In The Idler, No. 51, Samuel Johnson wrote, “It has been commonly remarked, that eminent men are least eminent at home, that bright characters lose much of their splendor at a nearer view, and many who fill the world with their fame, excite very little reverence among those that surround them in their domestick privacies.” James Boswell entitled this essay “Domestick Greatness Unattainable” in his Life of Samuel Johnson, LL.D., 2 vols., London, 1791.


On 16 March, the inhabitants of Marblehead voted to address to JA their thanks “for your faithful and unshaken patronage of the Fisheries. . . . We therefore being now legally assembled in Town Meeting pray your Excellency to accept this our Unanimous Address as expressing Our Sence of those essential benefits which now we enjoy in the preservation of the Fishery, for which we believe Ourselves more Especially indebted to your Excellency. while we are enjoying the fulness of those, benefits we pray your Excellency will indulge us to furnish your Table with a Small Share of the fruits of your good Services” (Adams Papers). See also AA to JA, 25 Oct., note 3, below.

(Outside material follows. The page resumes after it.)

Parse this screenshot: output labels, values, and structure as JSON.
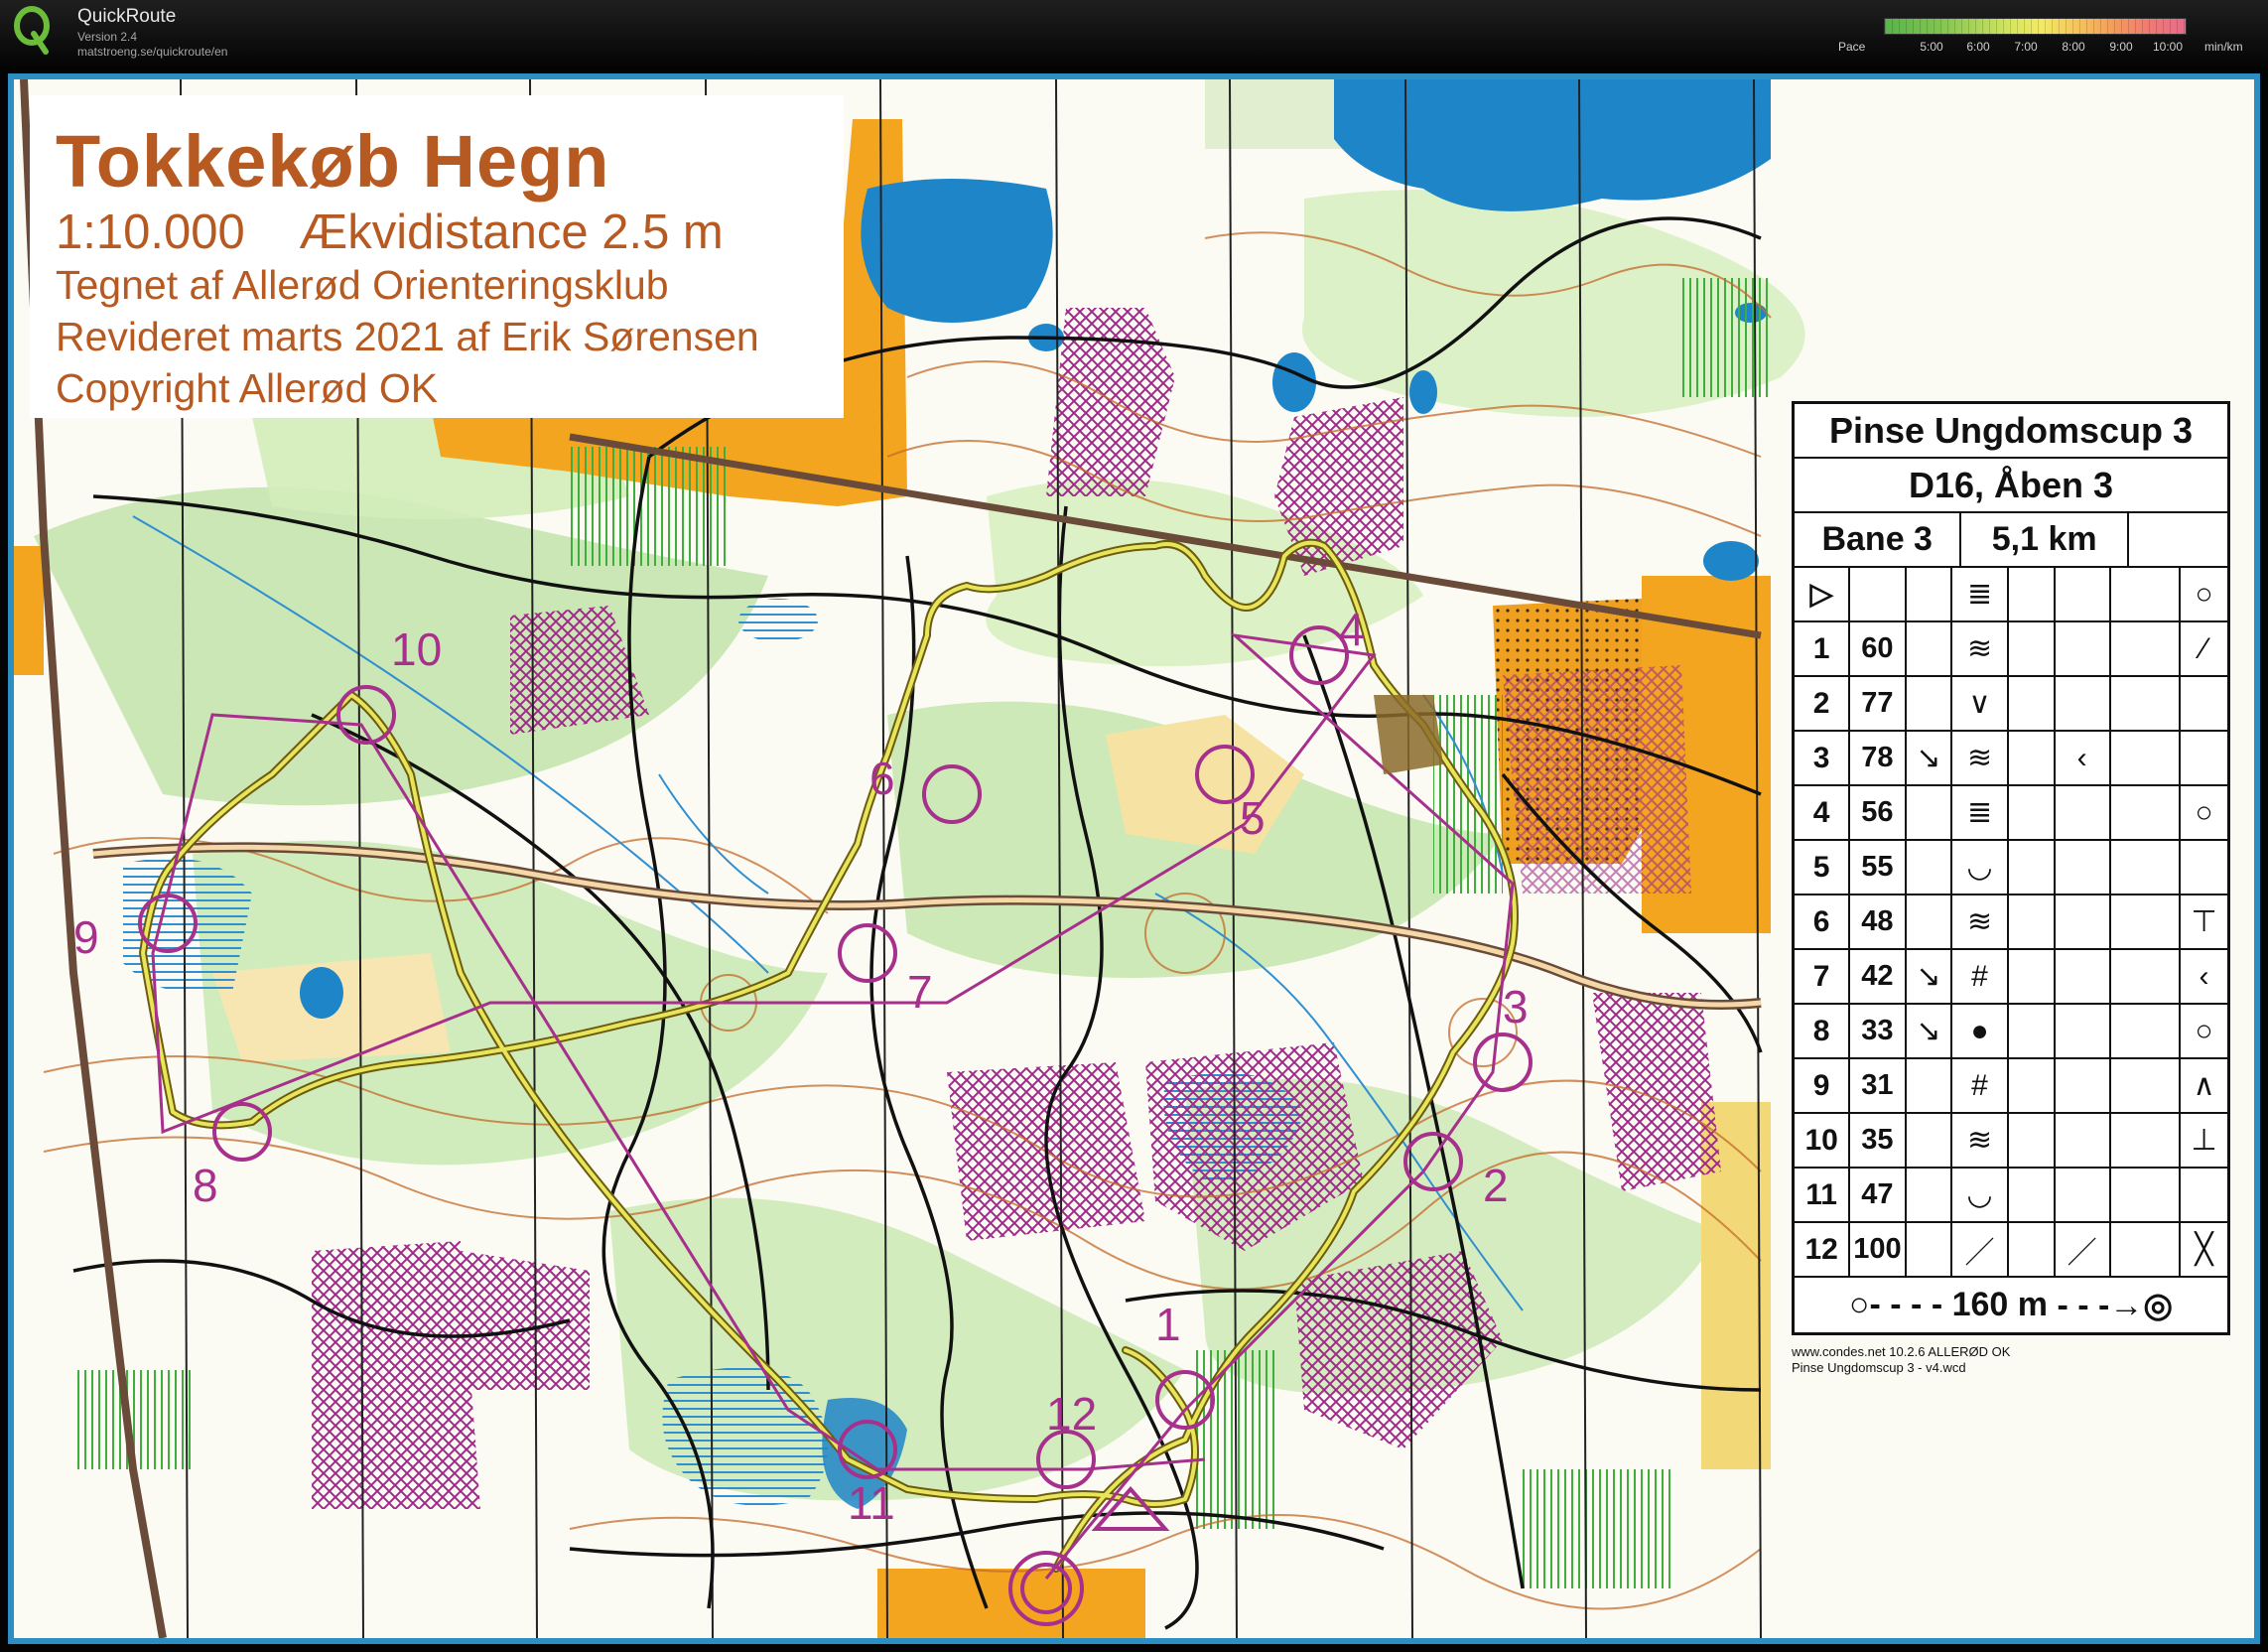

John Adams to Abigail Adams, 1 May 1789 Adams, John Adams, Abigail
John Adams to Abigail Adams
New York May 1. 1789 My dearest Friend

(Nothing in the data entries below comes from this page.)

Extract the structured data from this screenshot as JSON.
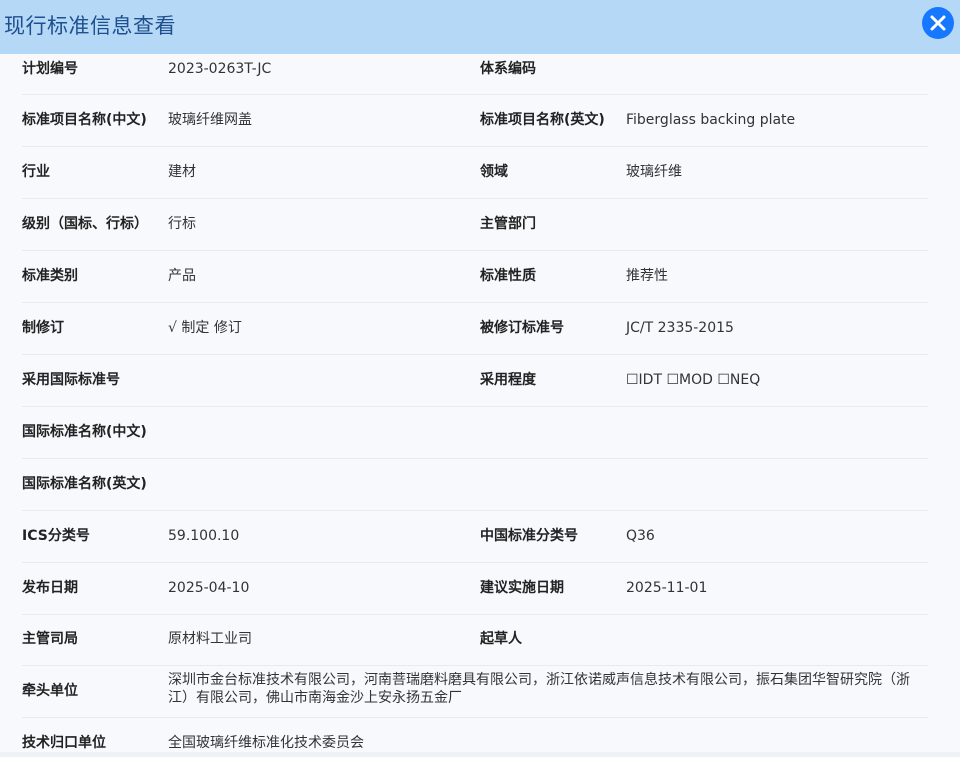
{
  "dialog": {
    "title": "现行标准信息查看",
    "close_icon": "close-icon"
  },
  "fields": {
    "plan_no": {
      "label": "计划编号",
      "value": "2023-0263T-JC"
    },
    "system_code": {
      "label": "体系编码",
      "value": ""
    },
    "name_cn": {
      "label": "标准项目名称(中文)",
      "value": "玻璃纤维网盖"
    },
    "name_en": {
      "label": "标准项目名称(英文)",
      "value": "Fiberglass backing plate"
    },
    "industry": {
      "label": "行业",
      "value": "建材"
    },
    "field": {
      "label": "领域",
      "value": "玻璃纤维"
    },
    "level": {
      "label": "级别（国标、行标）",
      "value": "行标"
    },
    "dept": {
      "label": "主管部门",
      "value": ""
    },
    "category": {
      "label": "标准类别",
      "value": "产品"
    },
    "nature": {
      "label": "标准性质",
      "value": "推荐性"
    },
    "revision": {
      "label": "制修订",
      "value": "√ 制定 修订"
    },
    "revised_no": {
      "label": "被修订标准号",
      "value": "JC/T 2335-2015"
    },
    "intl_no": {
      "label": "采用国际标准号",
      "value": ""
    },
    "adopt_degree": {
      "label": "采用程度",
      "value": "☐IDT ☐MOD ☐NEQ"
    },
    "intl_name_cn": {
      "label": "国际标准名称(中文)",
      "value": ""
    },
    "intl_name_en": {
      "label": "国际标准名称(英文)",
      "value": ""
    },
    "ics": {
      "label": "ICS分类号",
      "value": "59.100.10"
    },
    "ccs": {
      "label": "中国标准分类号",
      "value": "Q36"
    },
    "publish_date": {
      "label": "发布日期",
      "value": "2025-04-10"
    },
    "impl_date": {
      "label": "建议实施日期",
      "value": "2025-11-01"
    },
    "bureau": {
      "label": "主管司局",
      "value": "原材料工业司"
    },
    "drafter": {
      "label": "起草人",
      "value": ""
    },
    "lead_units": {
      "label": "牵头单位",
      "value": "深圳市金台标准技术有限公司，河南菩瑞磨料磨具有限公司，浙江依诺威声信息技术有限公司，振石集团华智研究院（浙江）有限公司，佛山市南海金沙上安永扬五金厂"
    },
    "tech_unit": {
      "label": "技术归口单位",
      "value": "全国玻璃纤维标准化技术委员会"
    }
  }
}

It has been impossible to get time to write you.— Morning, Noon, and Night, has been taken up with Business, or Visits.— Yesterday the President was Sworn, amidst the Acclamations of the People.— 341But I must refer you to Gazettes & Spectators.—1 I write this abed.— Mr Allen deld. me, Yesterday your Letter.— I like very much your Plan of coming on, with Charles and Thomas, before Commencement. But as yet I have no House, nor Furniture.— When you come you must bring, Table & Chamber Linnen and the Plate, and I expect, some beds.— But all is uncertain as yet.— You may send by a Stage, or a Cart to Providence and there embark, many necessary Things in the Packett.— The House of Representatives will I hope, soon determine some thing.— But my Expectations are not raised.— I fear We shall be Straightened, and put to difficulty to live decently.— We must however live in Proportion to our means.

The President has received me with great Cordiality, of affection and Confidence, and eve[ry] Thing has gone very agreably. His Lady is expected this Month.

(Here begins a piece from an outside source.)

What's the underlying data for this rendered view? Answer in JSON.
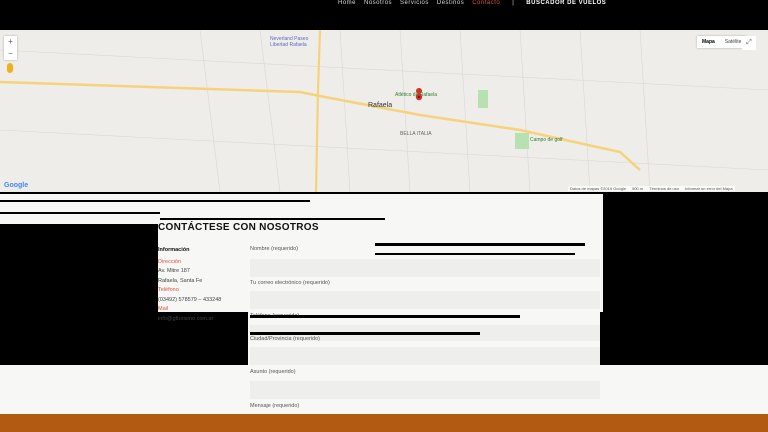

My Duty to my Mother, Love to Brothers Adams Cranch &c & sisters and every friendly, grateful sentiment to our Honourable Dr. our Guardian Protector & Friend, and to Mr Quincy, whom I had not opportunity to see, before I came away, and to all other friends & Acquaintance &c.

I ought to thank Captn. Beal, Mr Allen Mr Black &c for their obliging Attention in accompanying me, on my Journey.

You will receive by Barnard, some more fruit Trees. The Ladies universally enquire very respectfully after Mrs Adams, when she will arrive &c.

The last Sunday, I Spent very agreably at Col Smiths.— Nabby and the Children very well. William, had no Knowledge of me, but John knew me at first glance.

I long to take a Glance at my [farm?] but this cannot be.— write me as often as you can.— Yours with the tenderest Affection.

John Adams.

I have Sent the Horse. You may sell him or give him to my worthy son John, for his Health, if you think it possible to pay for his Keeping.

RC (Adams Papers); addressed: “Mrs Adams / Braintree.” Some loss of text where the seal was removed.


For the 30 April inauguration of George Washington and JA, see Descriptive List of Illustrations, No. 9, above. The Massachusetts Centinel, 6 May, was the first Boston newspaper to report on the occasion.